By Anna Aronson ; Updated September 21, 2017
Several types of cypress trees can be grown throughout the United States and other parts of the world.

The cypress is a vast and varied group of trees that includes both evergreen and deciduous trees. Species include the Leyland cypress, bald cypress, Italian cypress and Arizona cypress. Cypress trees can be grown in many parts of the United States and throughout the world. Each species is unique in its appearance and growing conditions.

Leyland Cypress

Leyland cypress are fast-growing and can add about 3 to 4 feet in height annually in their early years. Maximum height is usually 40 to 50 feet. Leyland cypress is an evergreen with soft needles on flat branches. These trees can grow in many soil conditions, but do not always grow well in climates with cold winters. The Leyland cypress is hardy in zones 6 to 10.

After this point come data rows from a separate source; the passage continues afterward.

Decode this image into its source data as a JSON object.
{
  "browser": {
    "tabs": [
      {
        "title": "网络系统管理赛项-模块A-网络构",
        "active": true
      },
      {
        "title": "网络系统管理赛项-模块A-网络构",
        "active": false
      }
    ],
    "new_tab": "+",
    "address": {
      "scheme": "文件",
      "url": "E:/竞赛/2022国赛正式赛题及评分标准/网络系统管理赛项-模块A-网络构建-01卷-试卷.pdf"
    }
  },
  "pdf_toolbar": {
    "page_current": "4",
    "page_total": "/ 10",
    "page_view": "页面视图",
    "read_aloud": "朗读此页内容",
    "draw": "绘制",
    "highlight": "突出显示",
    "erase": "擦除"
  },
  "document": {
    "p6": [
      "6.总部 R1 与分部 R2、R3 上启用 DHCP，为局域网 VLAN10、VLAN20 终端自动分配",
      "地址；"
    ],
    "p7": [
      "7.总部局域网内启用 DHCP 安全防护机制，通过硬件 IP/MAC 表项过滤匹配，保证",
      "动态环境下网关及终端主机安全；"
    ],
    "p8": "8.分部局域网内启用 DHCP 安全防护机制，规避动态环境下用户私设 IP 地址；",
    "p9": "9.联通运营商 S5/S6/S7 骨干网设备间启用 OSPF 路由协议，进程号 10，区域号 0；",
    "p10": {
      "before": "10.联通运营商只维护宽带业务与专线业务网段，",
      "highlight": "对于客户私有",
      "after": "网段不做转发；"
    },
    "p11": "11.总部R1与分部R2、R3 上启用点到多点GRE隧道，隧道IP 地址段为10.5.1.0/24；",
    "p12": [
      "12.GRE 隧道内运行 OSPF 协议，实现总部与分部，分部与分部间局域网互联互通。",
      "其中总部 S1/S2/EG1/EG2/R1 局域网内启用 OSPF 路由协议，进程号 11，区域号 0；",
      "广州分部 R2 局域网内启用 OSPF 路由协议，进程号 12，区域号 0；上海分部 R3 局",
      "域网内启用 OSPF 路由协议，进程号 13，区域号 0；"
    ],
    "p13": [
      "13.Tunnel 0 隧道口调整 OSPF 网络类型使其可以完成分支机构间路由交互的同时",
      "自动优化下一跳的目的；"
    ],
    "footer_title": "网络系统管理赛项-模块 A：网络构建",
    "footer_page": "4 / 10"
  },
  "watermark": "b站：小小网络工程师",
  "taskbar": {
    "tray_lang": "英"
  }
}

Bald Cypress

The bald cypress is a deciduous tree with needle-like leaves. They thrive in wet, swampy areas and are common in coastal regions in the South. However, they are hardy in zones 4 to 10 and grow well in many drier, cooler areas as well. Bald cypress can get quite tall--between 50 and 70 feet--and can live for hundreds of years.

Italian Cypress

The Italian cypress is an evergreen that grows tall but will remain very narrow. Although they can be as tall as 60 feet, they do not usually grow to be more than 6 feet wide. They do not grow well in cold climates and are hardy in zones 7 to 11.

Arizona Cypress

As the name implies, Arizona cypress trees grow in the Southwestern United States and do well in very dry and hot environments. They are evergreens and top out at about 50 feet tall. Because they are well-adapted for desert-like environments, they are only hardy in zones 7 to 9.

Pond Cypress

Pond cypress trees are also common in the United States. They are similar to bald cypress and also prefer a wet and swampy environment. They get their nutrients from slow-moving groundwater. Although similar to bald cypress, they grow more slowly and do not usually get as tall.


About the Author


Anna Aronson began working as a journalist in 2000 and spent six years at suburban Chicago newspapers before pursuing freelance work. She enjoys writing about health care topics, in particular obstetrics, pediatrics and nutrition. She received a Bachelor of Arts in journalism from Eastern Illinois University and is now studying for a Master of Science in medicine degree to become a physician's assistant.